behind the economy

A European effort to set a ceiling for the price of Russian oil at $60 a barrel

All EU countries must sign the proposal.

From the source

The European Union's executive has asked its 27 member states to use the influence of the bloc's insurance and shipping industries to set a ceiling for Russian oil at $60 a barrel.

Officials and diplomats involved in the discussions said the move was part of an effort by the United States and its Western allies to undermine Moscow's ability to wage war in Ukraine while keeping global crude oil prices stable.

The Wall Street Journal says that the possibility of moving forward with this plan depends on Poland's response, as all European Union countries need to sign on the proposal to move forward as planned, but Poland requested additional time to consider the matter.

The price cap is a key part of the West's attempt to squeeze the Kremlin's oil revenues while keeping global supplies steady and avoiding price increases.

The new price structure was designed as a way to allow Russia to supply oil to markets without getting the full benefit of selling it.

If the EU agrees to a price cap, the Group of Seven countries - Canada, France, Germany, Italy, Japan, the US and the UK - will need to sign on to it.
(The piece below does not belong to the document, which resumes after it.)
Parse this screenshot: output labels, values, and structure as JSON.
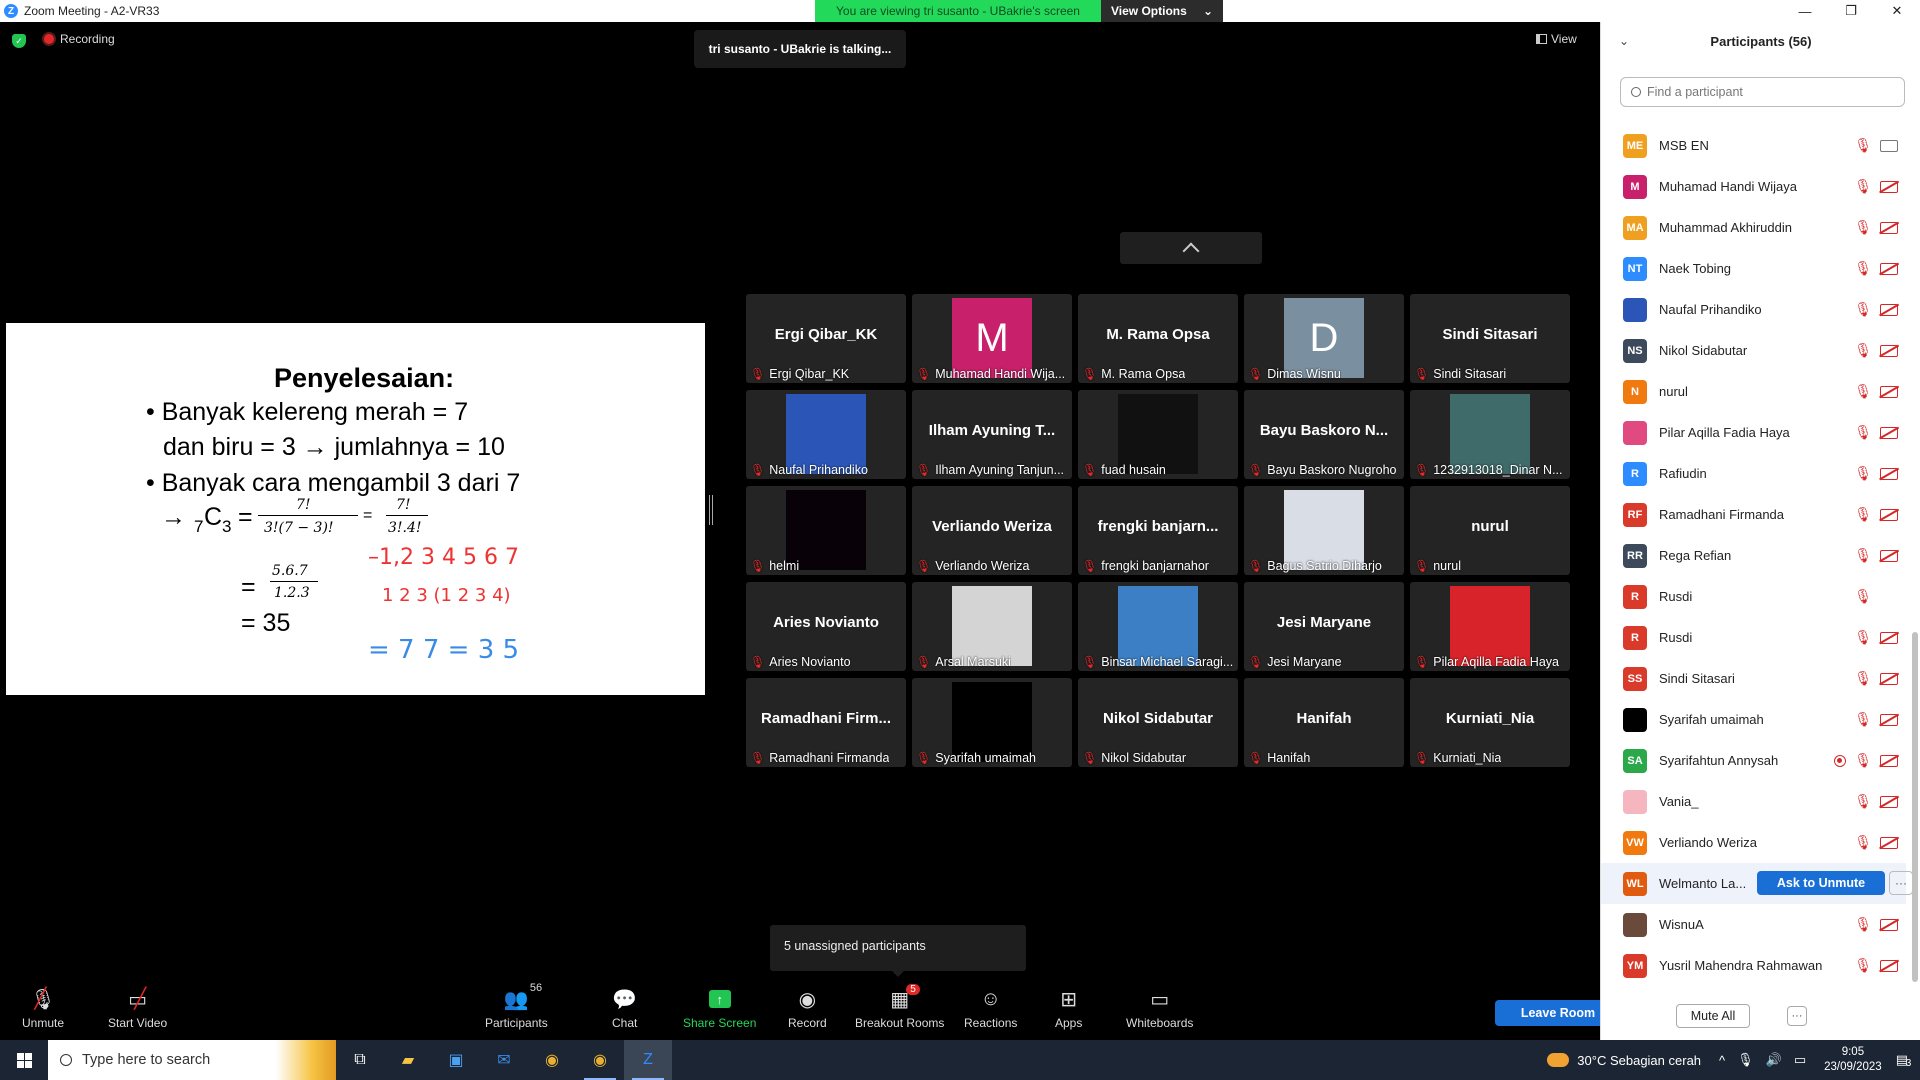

The G7, along with Australia, aims to impose unprecedented sanctions at the same time that the European ban on Russian seaborne crude imports begins after the weekend.

This level of price would keep Russian crude prices much lower than the price of Brent crude, which was recently traded at $87 a barrel.

Although in some cases, Russian crude oil was traded at less than $60 a barrel, according to Argos Media, a company that evaluates prices in commodity markets, the price of Russian Urals crude reached $48 a barrel when it was exported from the port of Primorsk on the Baltic Sea last Wednesday. .

Some US officials believe that individual price estimates are misleading due to market uncertainty, and believe that Russian crude is currently trading above $60 a barrel.

But under the price cap system, companies that ship Russian oil out of Europe will not be able to access brokerage and insurance services in the EU unless they sell the oil at $60 or less.

In addition to the proposed cap, a separate EU ban on Russian crude oil imports by ship goes into effect on Monday.

Follow our latest local and sports news and the latest political and economic developments via Google news